§ **TASK DIRECTIONS**: For each entry, repeat the text exactly and omit any picture it holds.

§ **Page and application data records**:
Segment Open

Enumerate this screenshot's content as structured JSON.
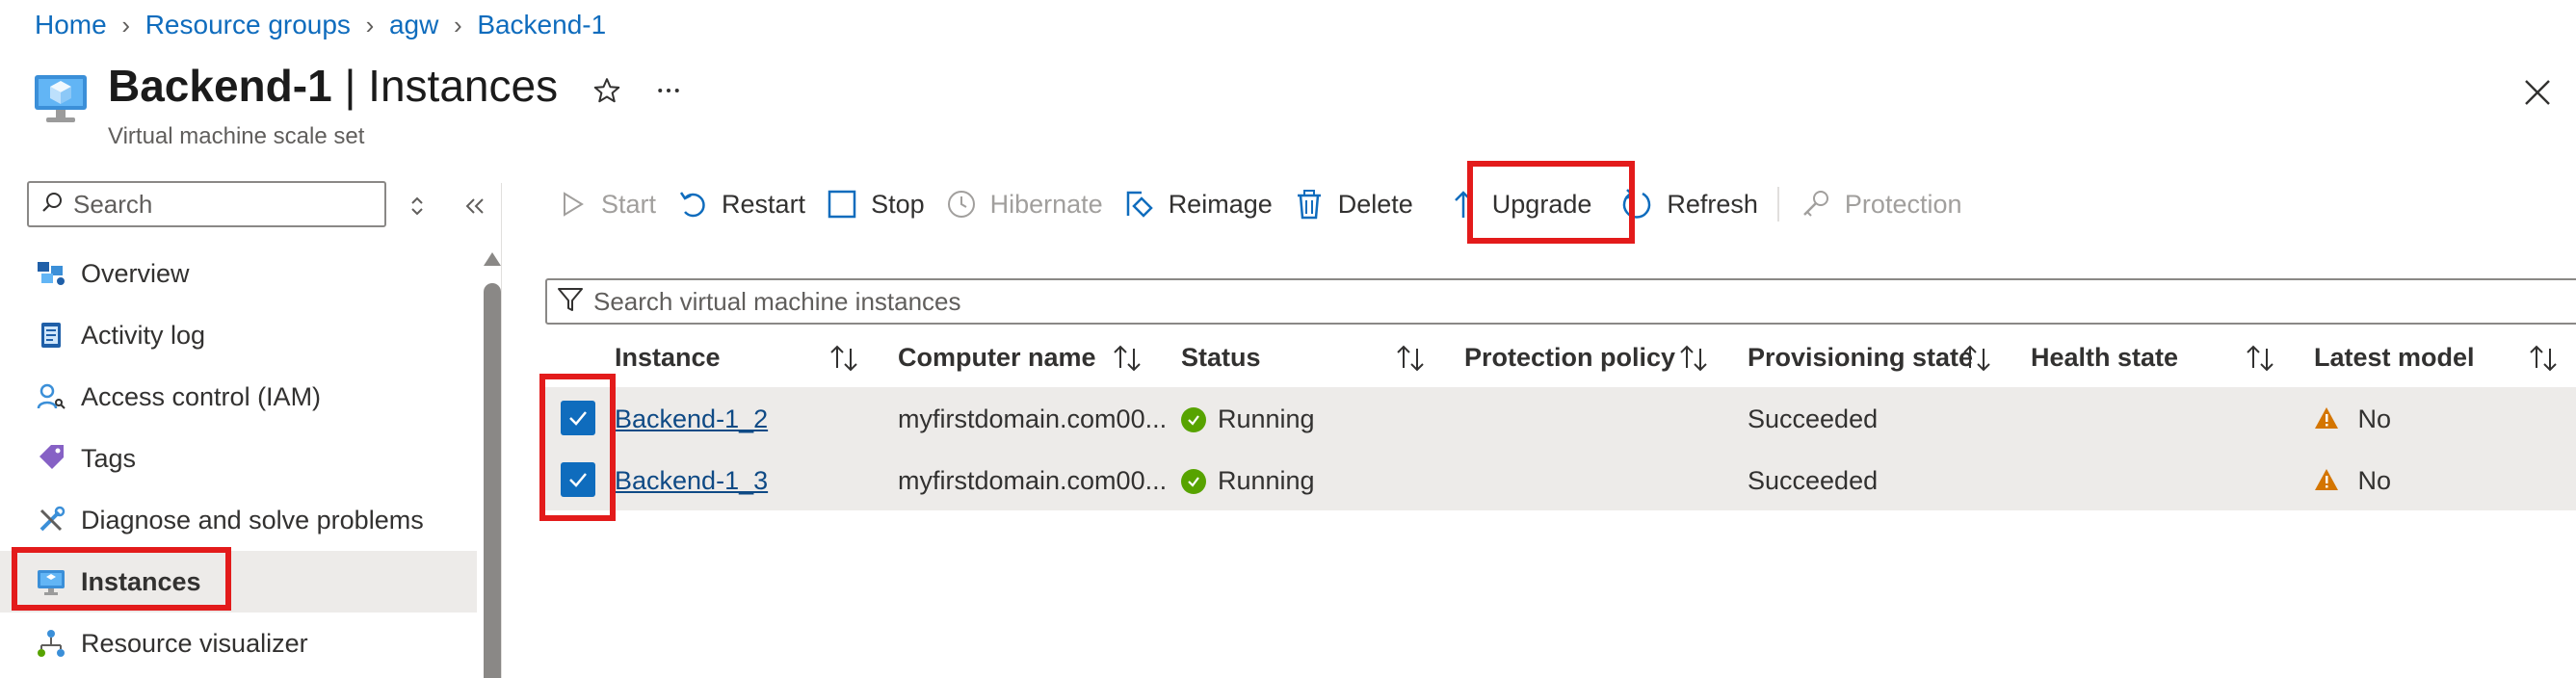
{
  "breadcrumb": [
    "Home",
    "Resource groups",
    "agw",
    "Backend-1"
  ],
  "header": {
    "resource_name": "Backend-1",
    "separator": "|",
    "section": "Instances",
    "subtitle": "Virtual machine scale set",
    "favorite_icon": "star-icon",
    "more_icon": "more-icon",
    "close_icon": "close-icon"
  },
  "sidebar": {
    "search_placeholder": "Search",
    "items": [
      {
        "label": "Overview",
        "icon": "overview-icon"
      },
      {
        "label": "Activity log",
        "icon": "activity-log-icon"
      },
      {
        "label": "Access control (IAM)",
        "icon": "iam-icon"
      },
      {
        "label": "Tags",
        "icon": "tag-icon"
      },
      {
        "label": "Diagnose and solve problems",
        "icon": "wrench-icon"
      },
      {
        "label": "Instances",
        "icon": "monitor-icon",
        "selected": true
      },
      {
        "label": "Resource visualizer",
        "icon": "visualizer-icon"
      }
    ]
  },
  "toolbar": {
    "start": "Start",
    "restart": "Restart",
    "stop": "Stop",
    "hibernate": "Hibernate",
    "reimage": "Reimage",
    "delete": "Delete",
    "upgrade": "Upgrade",
    "refresh": "Refresh",
    "protection": "Protection"
  },
  "filter": {
    "placeholder": "Search virtual machine instances"
  },
  "table": {
    "columns": [
      "Instance",
      "Computer name",
      "Status",
      "Protection policy",
      "Provisioning state",
      "Health state",
      "Latest model"
    ],
    "rows": [
      {
        "instance": "Backend-1_2",
        "computer_name": "myfirstdomain.com00...",
        "status": "Running",
        "protection_policy": "",
        "provisioning_state": "Succeeded",
        "health_state": "",
        "latest_model": "No",
        "checked": true
      },
      {
        "instance": "Backend-1_3",
        "computer_name": "myfirstdomain.com00...",
        "status": "Running",
        "protection_policy": "",
        "provisioning_state": "Succeeded",
        "health_state": "",
        "latest_model": "No",
        "checked": true
      }
    ]
  },
  "colors": {
    "accent": "#0f6cbd",
    "highlight_box": "#e31b1b",
    "success": "#57a300",
    "warning": "#d47500",
    "selected_bg": "#edebe9"
  }
}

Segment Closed

§ **PROBLEM SOLUTION**:
Enumerate this screenshot's content as structured JSON.
{
  "breadcrumb": [
    "Home",
    "Resource groups",
    "agw",
    "Backend-1"
  ],
  "header": {
    "resource_name": "Backend-1",
    "separator": "|",
    "section": "Instances",
    "subtitle": "Virtual machine scale set",
    "favorite_icon": "star-icon",
    "more_icon": "more-icon",
    "close_icon": "close-icon"
  },
  "sidebar": {
    "search_placeholder": "Search",
    "items": [
      {
        "label": "Overview",
        "icon": "overview-icon"
      },
      {
        "label": "Activity log",
        "icon": "activity-log-icon"
      },
      {
        "label": "Access control (IAM)",
        "icon": "iam-icon"
      },
      {
        "label": "Tags",
        "icon": "tag-icon"
      },
      {
        "label": "Diagnose and solve problems",
        "icon": "wrench-icon"
      },
      {
        "label": "Instances",
        "icon": "monitor-icon",
        "selected": true
      },
      {
        "label": "Resource visualizer",
        "icon": "visualizer-icon"
      }
    ]
  },
  "toolbar": {
    "start": "Start",
    "restart": "Restart",
    "stop": "Stop",
    "hibernate": "Hibernate",
    "reimage": "Reimage",
    "delete": "Delete",
    "upgrade": "Upgrade",
    "refresh": "Refresh",
    "protection": "Protection"
  },
  "filter": {
    "placeholder": "Search virtual machine instances"
  },
  "table": {
    "columns": [
      "Instance",
      "Computer name",
      "Status",
      "Protection policy",
      "Provisioning state",
      "Health state",
      "Latest model"
    ],
    "rows": [
      {
        "instance": "Backend-1_2",
        "computer_name": "myfirstdomain.com00...",
        "status": "Running",
        "protection_policy": "",
        "provisioning_state": "Succeeded",
        "health_state": "",
        "latest_model": "No",
        "checked": true
      },
      {
        "instance": "Backend-1_3",
        "computer_name": "myfirstdomain.com00...",
        "status": "Running",
        "protection_policy": "",
        "provisioning_state": "Succeeded",
        "health_state": "",
        "latest_model": "No",
        "checked": true
      }
    ]
  },
  "colors": {
    "accent": "#0f6cbd",
    "highlight_box": "#e31b1b",
    "success": "#57a300",
    "warning": "#d47500",
    "selected_bg": "#edebe9"
  }
}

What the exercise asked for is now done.